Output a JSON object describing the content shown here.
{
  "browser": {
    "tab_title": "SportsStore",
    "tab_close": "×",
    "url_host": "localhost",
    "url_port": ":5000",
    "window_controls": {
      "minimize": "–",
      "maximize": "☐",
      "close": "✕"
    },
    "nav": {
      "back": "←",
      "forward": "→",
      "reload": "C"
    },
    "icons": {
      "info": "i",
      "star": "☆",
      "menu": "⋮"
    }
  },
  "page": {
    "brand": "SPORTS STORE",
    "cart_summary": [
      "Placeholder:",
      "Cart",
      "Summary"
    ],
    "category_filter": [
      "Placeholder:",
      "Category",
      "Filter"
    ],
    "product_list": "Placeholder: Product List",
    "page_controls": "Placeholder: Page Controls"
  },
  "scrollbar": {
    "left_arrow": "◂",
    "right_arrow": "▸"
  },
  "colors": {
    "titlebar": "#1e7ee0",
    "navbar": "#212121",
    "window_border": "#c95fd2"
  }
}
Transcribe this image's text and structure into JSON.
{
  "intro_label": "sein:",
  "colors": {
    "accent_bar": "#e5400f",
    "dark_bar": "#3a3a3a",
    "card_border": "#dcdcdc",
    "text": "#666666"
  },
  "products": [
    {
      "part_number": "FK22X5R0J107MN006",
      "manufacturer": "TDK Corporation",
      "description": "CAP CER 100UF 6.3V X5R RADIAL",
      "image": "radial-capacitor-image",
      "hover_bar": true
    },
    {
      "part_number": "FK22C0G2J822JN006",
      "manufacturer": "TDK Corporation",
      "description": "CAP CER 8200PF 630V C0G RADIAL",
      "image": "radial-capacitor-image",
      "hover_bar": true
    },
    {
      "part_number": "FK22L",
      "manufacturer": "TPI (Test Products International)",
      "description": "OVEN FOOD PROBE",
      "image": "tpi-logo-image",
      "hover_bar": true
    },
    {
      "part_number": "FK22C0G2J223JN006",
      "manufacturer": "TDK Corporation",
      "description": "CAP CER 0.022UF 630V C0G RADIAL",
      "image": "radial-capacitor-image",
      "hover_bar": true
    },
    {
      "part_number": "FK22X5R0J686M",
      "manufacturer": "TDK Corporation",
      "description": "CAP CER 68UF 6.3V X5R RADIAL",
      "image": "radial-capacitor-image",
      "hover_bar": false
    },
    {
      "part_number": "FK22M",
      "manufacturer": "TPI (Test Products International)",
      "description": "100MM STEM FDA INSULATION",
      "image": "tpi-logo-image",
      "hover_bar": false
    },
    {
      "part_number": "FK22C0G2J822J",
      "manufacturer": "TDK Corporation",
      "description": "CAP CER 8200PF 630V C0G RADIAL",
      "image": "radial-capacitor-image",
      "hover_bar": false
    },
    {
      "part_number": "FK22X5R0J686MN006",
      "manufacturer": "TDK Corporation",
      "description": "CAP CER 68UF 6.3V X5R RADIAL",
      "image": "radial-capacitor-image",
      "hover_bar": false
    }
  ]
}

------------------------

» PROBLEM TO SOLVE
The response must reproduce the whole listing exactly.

» WRITTEN ANSWER
Output a JSON object describing the content shown here.
{
  "browser": {
    "tab_title": "SportsStore",
    "tab_close": "×",
    "url_host": "localhost",
    "url_port": ":5000",
    "window_controls": {
      "minimize": "–",
      "maximize": "☐",
      "close": "✕"
    },
    "nav": {
      "back": "←",
      "forward": "→",
      "reload": "C"
    },
    "icons": {
      "info": "i",
      "star": "☆",
      "menu": "⋮"
    }
  },
  "page": {
    "brand": "SPORTS STORE",
    "cart_summary": [
      "Placeholder:",
      "Cart",
      "Summary"
    ],
    "category_filter": [
      "Placeholder:",
      "Category",
      "Filter"
    ],
    "product_list": "Placeholder: Product List",
    "page_controls": "Placeholder: Page Controls"
  },
  "scrollbar": {
    "left_arrow": "◂",
    "right_arrow": "▸"
  },
  "colors": {
    "titlebar": "#1e7ee0",
    "navbar": "#212121",
    "window_border": "#c95fd2"
  }
}
Transcribe this image's text and structure into JSON.
{
  "intro_label": "sein:",
  "colors": {
    "accent_bar": "#e5400f",
    "dark_bar": "#3a3a3a",
    "card_border": "#dcdcdc",
    "text": "#666666"
  },
  "products": [
    {
      "part_number": "FK22X5R0J107MN006",
      "manufacturer": "TDK Corporation",
      "description": "CAP CER 100UF 6.3V X5R RADIAL",
      "image": "radial-capacitor-image",
      "hover_bar": true
    },
    {
      "part_number": "FK22C0G2J822JN006",
      "manufacturer": "TDK Corporation",
      "description": "CAP CER 8200PF 630V C0G RADIAL",
      "image": "radial-capacitor-image",
      "hover_bar": true
    },
    {
      "part_number": "FK22L",
      "manufacturer": "TPI (Test Products International)",
      "description": "OVEN FOOD PROBE",
      "image": "tpi-logo-image",
      "hover_bar": true
    },
    {
      "part_number": "FK22C0G2J223JN006",
      "manufacturer": "TDK Corporation",
      "description": "CAP CER 0.022UF 630V C0G RADIAL",
      "image": "radial-capacitor-image",
      "hover_bar": true
    },
    {
      "part_number": "FK22X5R0J686M",
      "manufacturer": "TDK Corporation",
      "description": "CAP CER 68UF 6.3V X5R RADIAL",
      "image": "radial-capacitor-image",
      "hover_bar": false
    },
    {
      "part_number": "FK22M",
      "manufacturer": "TPI (Test Products International)",
      "description": "100MM STEM FDA INSULATION",
      "image": "tpi-logo-image",
      "hover_bar": false
    },
    {
      "part_number": "FK22C0G2J822J",
      "manufacturer": "TDK Corporation",
      "description": "CAP CER 8200PF 630V C0G RADIAL",
      "image": "radial-capacitor-image",
      "hover_bar": false
    },
    {
      "part_number": "FK22X5R0J686MN006",
      "manufacturer": "TDK Corporation",
      "description": "CAP CER 68UF 6.3V X5R RADIAL",
      "image": "radial-capacitor-image",
      "hover_bar": false
    }
  ]
}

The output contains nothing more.